A teacher asked, “If we change the name of our school to the Christine Quinn High School do you think Tweed will take us off the list?”
Last year I would have chuckled, now, who knows?
Under federal law states must identify low achieving schools,
Persistently Lowest-Achieving schools (PLAs) are eligible for federal School Improvement Grant (SIG) funding, New York is required to identify as persistently lowest-achieving the bottom five percent of Title I schools in Improvement, Corrective Action or Restructuring status
The state releases a list of “persistently lowest achieving” (PLA) school each year. (See list here).
The Department named thirty-three schools and selected an approved federal model which would allow all staff to remain, the school would be “supported” by an outside organization and, the key – the school would be eligible for School Improvement Grant (SIG) funds.
The State Commissioner determined that the feds required an in-place teacher evaluation plan, since no plan was in place by December 31 he froze the SIG funds.
After screams, rants, raves, demonstrations, and support from members of the Board of Regents seven schools were removed from the list.
The Department, without consultation, changed the model to a “replace the principal and half the teachers model,” sort of, and, oh yes, change the name of the school.
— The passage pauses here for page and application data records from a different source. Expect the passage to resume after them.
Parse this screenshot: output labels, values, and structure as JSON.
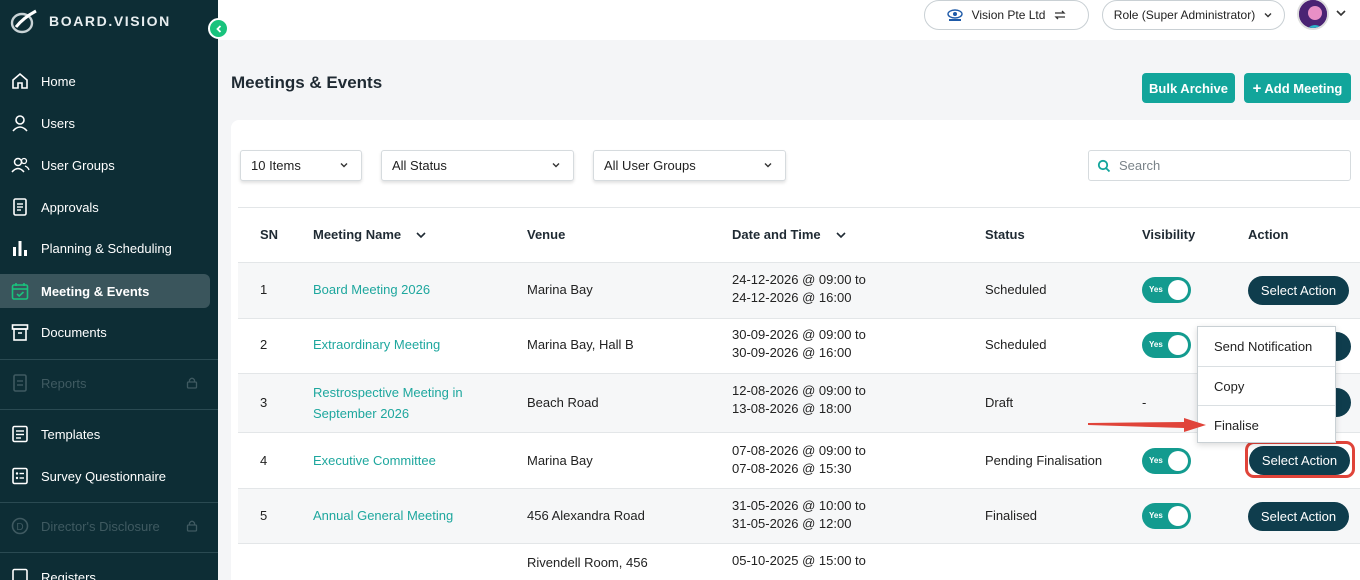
{
  "app": {
    "brand": "BOARD.VISION"
  },
  "sidebar": {
    "items": [
      {
        "label": "Home",
        "icon": "home-icon"
      },
      {
        "label": "Users",
        "icon": "user-icon"
      },
      {
        "label": "User Groups",
        "icon": "users-icon"
      },
      {
        "label": "Approvals",
        "icon": "document-icon"
      },
      {
        "label": "Planning & Scheduling",
        "icon": "bar-chart-icon"
      },
      {
        "label": "Meeting & Events",
        "icon": "calendar-check-icon",
        "active": true
      },
      {
        "label": "Documents",
        "icon": "archive-icon"
      },
      {
        "label": "Reports",
        "icon": "report-icon",
        "locked": true
      },
      {
        "label": "Templates",
        "icon": "template-icon"
      },
      {
        "label": "Survey Questionnaire",
        "icon": "survey-icon"
      },
      {
        "label": "Director's Disclosure",
        "icon": "disclosure-icon",
        "locked": true
      },
      {
        "label": "Registers",
        "icon": "register-icon"
      }
    ]
  },
  "header": {
    "organization": "Vision Pte Ltd",
    "role": "Role (Super Administrator)"
  },
  "page": {
    "title": "Meetings & Events",
    "bulk_archive_label": "Bulk Archive",
    "add_meeting_label": "Add Meeting"
  },
  "filters": {
    "items_per_page": "10 Items",
    "status": "All Status",
    "user_groups": "All User Groups",
    "search_placeholder": "Search"
  },
  "table": {
    "columns": [
      "SN",
      "Meeting Name",
      "Venue",
      "Date and Time",
      "Status",
      "Visibility",
      "Action"
    ],
    "toggle_label": "Yes",
    "action_label": "Select Action",
    "rows": [
      {
        "sn": "1",
        "name": "Board Meeting 2026",
        "venue": "Marina Bay",
        "date1": "24-12-2026 @ 09:00 to",
        "date2": "24-12-2026 @ 16:00",
        "status": "Scheduled",
        "visibility": "Yes"
      },
      {
        "sn": "2",
        "name": "Extraordinary Meeting",
        "venue": "Marina Bay, Hall B",
        "date1": "30-09-2026 @ 09:00 to",
        "date2": "30-09-2026 @ 16:00",
        "status": "Scheduled",
        "visibility": "Yes"
      },
      {
        "sn": "3",
        "name": "Restrospective Meeting in September 2026",
        "venue": "Beach Road",
        "date1": "12-08-2026 @ 09:00 to",
        "date2": "13-08-2026 @ 18:00",
        "status": "Draft",
        "visibility": "-"
      },
      {
        "sn": "4",
        "name": "Executive Committee",
        "venue": "Marina Bay",
        "date1": "07-08-2026 @ 09:00 to",
        "date2": "07-08-2026 @ 15:30",
        "status": "Pending Finalisation",
        "visibility": "Yes"
      },
      {
        "sn": "5",
        "name": "Annual General Meeting",
        "venue": "456 Alexandra Road",
        "date1": "31-05-2026 @ 10:00 to",
        "date2": "31-05-2026 @ 12:00",
        "status": "Finalised",
        "visibility": "Yes"
      },
      {
        "sn": "",
        "name": "",
        "venue": "Rivendell Room, 456",
        "date1": "05-10-2025 @ 15:00 to",
        "date2": "",
        "status": "",
        "visibility": ""
      }
    ]
  },
  "action_menu": {
    "items": [
      "Send Notification",
      "Copy",
      "Finalise"
    ]
  },
  "colors": {
    "sidebar_bg": "#0d2d35",
    "accent_teal": "#12a59b",
    "action_button": "#0f3d4d",
    "highlight_red": "#e0443a"
  }
}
After a number of false starts the Department submitted plans to the state, decisions in “early June.”
And, whether these plans would make the schools eligible for SIG funding.
The Department waffled; maybe half the teachers would not have to be replaced. (See Gotham Schools analysis here)
The Department kept referring to a section of the union contract, Article 18 D, the staffing of new schools, in which a committee made up of supervisors, teachers and parents select new staff.
Apparently the Department asked the union to begin the re-staffing process and the union responded, what new schools?
On the morning of the vote the Department removed two schools; Bushwick Community was supported by Regents Cashin and Tisch, SED Accountability guru Ira Schwartz, and, eventually Speaker of the Council Quinn. Grover Cleveland was supported by Cathy Nolan, who happens to be the chair of the Assembly Education Committee and a graduate of the school.
I kid you not.
I suspect that as soon as the Department begins the re-staffing process the union will go to court. The State has not approved any plan – how can the Department create a plan of its own?
It is also possible that the Commissioner will not support the city plan.
The insanity is that virtually all the principals and most of the teachers were chosen under the regency of the mayor. If the schools are failing, and I say if, who is responsible? What is the responsibility of the Network Leader? the Cluster Leader? the Superintendent? the Deputy Chancellor? the Chancellor? Why place the blame on the principal and the teachers?
Mike Winerip in the NY Times compares two schools, a few blocks apart with similar data – one received an “A” on the Progress Report and the other an “F.”
I’ve really tried to follow Chancellor Walcott, CEO Suransky and especially Deputy Chancellor Mark Sternberg.
Every few weeks the Department zigs or zags … explanations change, plans change, and change and change.
It reminds me of those two great education thinkers, Abbott and Costello and the classic, “Who’s On First?”
|Abbot and Costello – Who’s on First|
|► 6:09► 6:09||Abbot and Costello – Who’s on First.|